Task goal - Each line of the records needs to be written out exactly, with any image left out.

Exercise data -
= = = = =

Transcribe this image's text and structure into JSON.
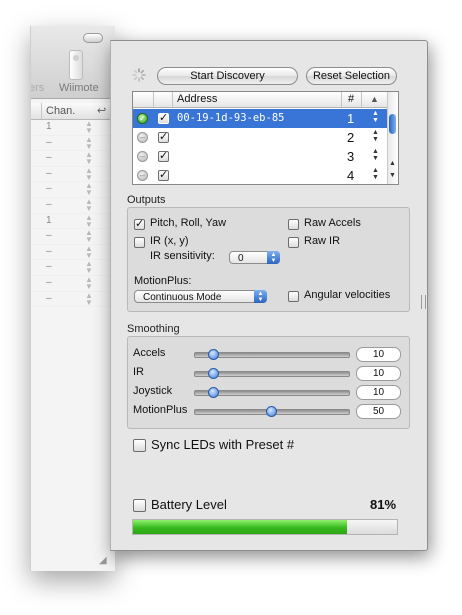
{
  "background_window": {
    "toolbar_labels": [
      "ers",
      "Wiimote"
    ],
    "column_header": "Chan.",
    "rows": [
      "1",
      "–",
      "–",
      "–",
      "–",
      "–",
      "1",
      "–",
      "–",
      "–",
      "–",
      "–"
    ]
  },
  "toolbar": {
    "start_discovery": "Start Discovery",
    "reset_selection": "Reset Selection"
  },
  "device_table": {
    "headers": {
      "address": "Address",
      "number": "#"
    },
    "rows": [
      {
        "connected": true,
        "enabled": true,
        "address": "00-19-1d-93-eb-85",
        "number": "1"
      },
      {
        "connected": false,
        "enabled": true,
        "address": "",
        "number": "2"
      },
      {
        "connected": false,
        "enabled": true,
        "address": "",
        "number": "3"
      },
      {
        "connected": false,
        "enabled": true,
        "address": "",
        "number": "4"
      }
    ]
  },
  "outputs": {
    "title": "Outputs",
    "pitch_roll_yaw": {
      "label": "Pitch, Roll, Yaw",
      "checked": true
    },
    "raw_accels": {
      "label": "Raw Accels",
      "checked": false
    },
    "ir_xy": {
      "label": "IR (x, y)",
      "checked": false
    },
    "raw_ir": {
      "label": "Raw IR",
      "checked": false
    },
    "ir_sensitivity_label": "IR sensitivity:",
    "ir_sensitivity_value": "0",
    "motionplus_label": "MotionPlus:",
    "motionplus_value": "Continuous Mode",
    "angular_velocities": {
      "label": "Angular velocities",
      "checked": false
    }
  },
  "smoothing": {
    "title": "Smoothing",
    "sliders": [
      {
        "label": "Accels",
        "value": "10",
        "position": 0.1
      },
      {
        "label": "IR",
        "value": "10",
        "position": 0.1
      },
      {
        "label": "Joystick",
        "value": "10",
        "position": 0.1
      },
      {
        "label": "MotionPlus",
        "value": "50",
        "position": 0.5
      }
    ]
  },
  "sync_leds": {
    "label": "Sync LEDs with Preset #",
    "checked": false
  },
  "battery": {
    "label": "Battery Level",
    "checked": false,
    "percent_text": "81%",
    "level": 0.81
  },
  "colors": {
    "selection": "#3875d7",
    "battery_green": "#38b81e",
    "slider_blue": "#3b78d6"
  }
}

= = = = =

Expected answer -
Transcribe this image's text and structure into JSON.
{
  "background_window": {
    "toolbar_labels": [
      "ers",
      "Wiimote"
    ],
    "column_header": "Chan.",
    "rows": [
      "1",
      "–",
      "–",
      "–",
      "–",
      "–",
      "1",
      "–",
      "–",
      "–",
      "–",
      "–"
    ]
  },
  "toolbar": {
    "start_discovery": "Start Discovery",
    "reset_selection": "Reset Selection"
  },
  "device_table": {
    "headers": {
      "address": "Address",
      "number": "#"
    },
    "rows": [
      {
        "connected": true,
        "enabled": true,
        "address": "00-19-1d-93-eb-85",
        "number": "1"
      },
      {
        "connected": false,
        "enabled": true,
        "address": "",
        "number": "2"
      },
      {
        "connected": false,
        "enabled": true,
        "address": "",
        "number": "3"
      },
      {
        "connected": false,
        "enabled": true,
        "address": "",
        "number": "4"
      }
    ]
  },
  "outputs": {
    "title": "Outputs",
    "pitch_roll_yaw": {
      "label": "Pitch, Roll, Yaw",
      "checked": true
    },
    "raw_accels": {
      "label": "Raw Accels",
      "checked": false
    },
    "ir_xy": {
      "label": "IR (x, y)",
      "checked": false
    },
    "raw_ir": {
      "label": "Raw IR",
      "checked": false
    },
    "ir_sensitivity_label": "IR sensitivity:",
    "ir_sensitivity_value": "0",
    "motionplus_label": "MotionPlus:",
    "motionplus_value": "Continuous Mode",
    "angular_velocities": {
      "label": "Angular velocities",
      "checked": false
    }
  },
  "smoothing": {
    "title": "Smoothing",
    "sliders": [
      {
        "label": "Accels",
        "value": "10",
        "position": 0.1
      },
      {
        "label": "IR",
        "value": "10",
        "position": 0.1
      },
      {
        "label": "Joystick",
        "value": "10",
        "position": 0.1
      },
      {
        "label": "MotionPlus",
        "value": "50",
        "position": 0.5
      }
    ]
  },
  "sync_leds": {
    "label": "Sync LEDs with Preset #",
    "checked": false
  },
  "battery": {
    "label": "Battery Level",
    "checked": false,
    "percent_text": "81%",
    "level": 0.81
  },
  "colors": {
    "selection": "#3875d7",
    "battery_green": "#38b81e",
    "slider_blue": "#3b78d6"
  }
}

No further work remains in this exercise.